It is this bird
I hope that at least the photographer (me) is allowed to defend the identification of this bird? It amazes me that people approach identification of Thayer's Gull with extreme caution, yet need just one photograph to dismiss it as a hybrid - which is often even more difficult to identify than the real thing!
I have two more photos of this bird and Kent has put them together here. Note that the upper left photo was taken 2 seconds before the one in upper middle, and the upper right was taken when the bird had landed just 6 seconds after the one in the middle.

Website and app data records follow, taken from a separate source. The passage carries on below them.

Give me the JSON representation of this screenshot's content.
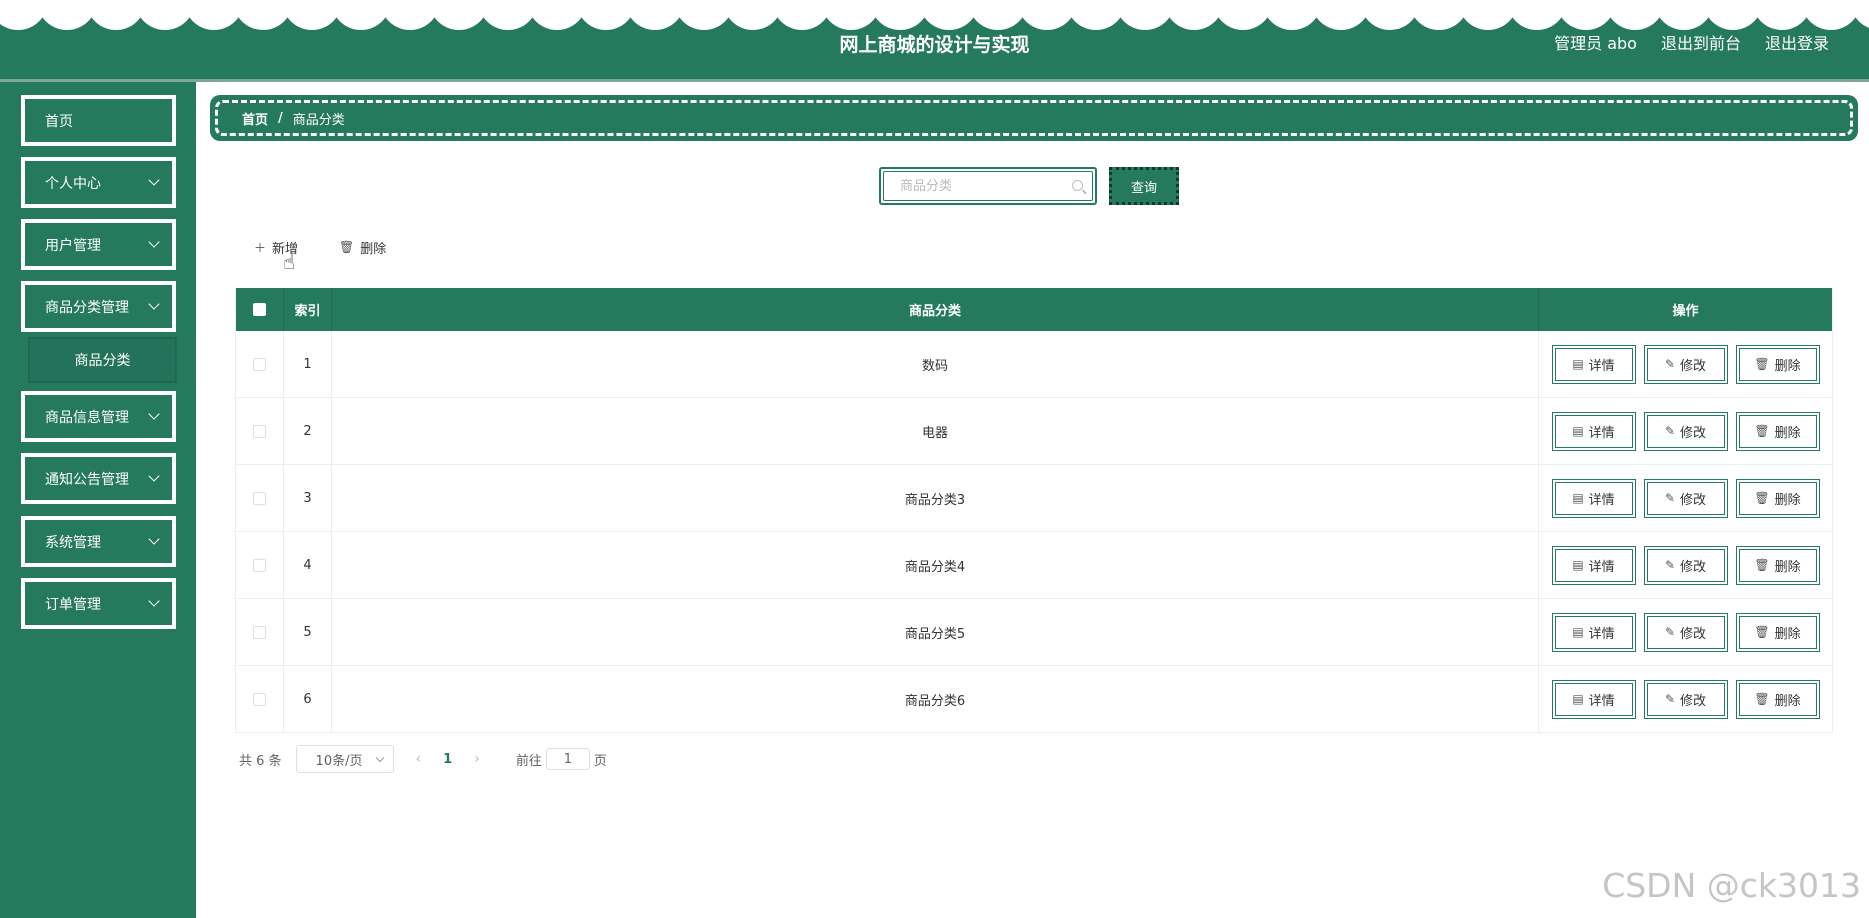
{
  "header": {
    "title": "网上商城的设计与实现",
    "user": "管理员 abo",
    "exit_front": "退出到前台",
    "logout": "退出登录"
  },
  "sidebar": {
    "items": [
      {
        "label": "首页",
        "has_arrow": false
      },
      {
        "label": "个人中心",
        "has_arrow": true
      },
      {
        "label": "用户管理",
        "has_arrow": true
      },
      {
        "label": "商品分类管理",
        "has_arrow": true
      },
      {
        "label": "商品信息管理",
        "has_arrow": true
      },
      {
        "label": "通知公告管理",
        "has_arrow": true
      },
      {
        "label": "系统管理",
        "has_arrow": true
      },
      {
        "label": "订单管理",
        "has_arrow": true
      }
    ],
    "submenu_active": "商品分类"
  },
  "breadcrumb": {
    "home": "首页",
    "sep": "/",
    "current": "商品分类"
  },
  "search": {
    "placeholder": "商品分类",
    "value": "",
    "button": "查询"
  },
  "toolbar": {
    "add": "新增",
    "delete": "删除"
  },
  "table": {
    "headers": {
      "index": "索引",
      "name": "商品分类",
      "ops": "操作"
    },
    "rows": [
      {
        "index": "1",
        "name": "数码"
      },
      {
        "index": "2",
        "name": "电器"
      },
      {
        "index": "3",
        "name": "商品分类3"
      },
      {
        "index": "4",
        "name": "商品分类4"
      },
      {
        "index": "5",
        "name": "商品分类5"
      },
      {
        "index": "6",
        "name": "商品分类6"
      }
    ],
    "actions": {
      "detail": "详情",
      "edit": "修改",
      "delete": "删除"
    }
  },
  "pagination": {
    "total": "共 6 条",
    "page_size": "10条/页",
    "current": "1",
    "goto_label": "前往",
    "goto_value": "1",
    "page_unit": "页"
  },
  "watermark": "CSDN @ck3013",
  "colors": {
    "primary": "#257a5e"
  }
}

Also, I spent almost a full day at Bodega Bay then, together with Steve Howell. We discussed and photographed many of these Thayer's-like birds, and this one was not a problem.
My reasons for identifying this bird as Thayer's Gull as opposed to Glaucous-winged x American Herring Gull were (and still are):
- relatively small size
- thin, parallel-sided bill
- slimmer, more elongated body than other large gulls, with fairly long primary projection
- strong dark peppering on inner primaries (usually absent in GWGU and AHGU, but often seen in 'good' Thayer's Gulls); I have attached a crop of the outer wing so this can be more easily judged (lower left). Note also the obvious white tips to the primary coverts, though I am not sure if these are useful as a character.
- distinct but irregular barring on greater coverts (usually plainer pattern in GWGU and AHGU, especially in the former species)
- full juvenile plumage (in late January)
- frosty, almost whitish appearance of scapulars
To my eyes, nothing seems wrong for Thayer's Gull here, but I am eager to learn so I hope that people who feel that this is more likely a hybrid could somewhat explain their reasons? I suspect it was the apparent bill shape in this photo that seemed wrong, but as anyone who takes photographs of gulls will know, a bill often looks heavier than in reality when turned away from the camera. In addition, note that the bird holds its bill slightly open in flight, adding to the heavy impression in the photo.
Anyway, I hope this explains things a bit.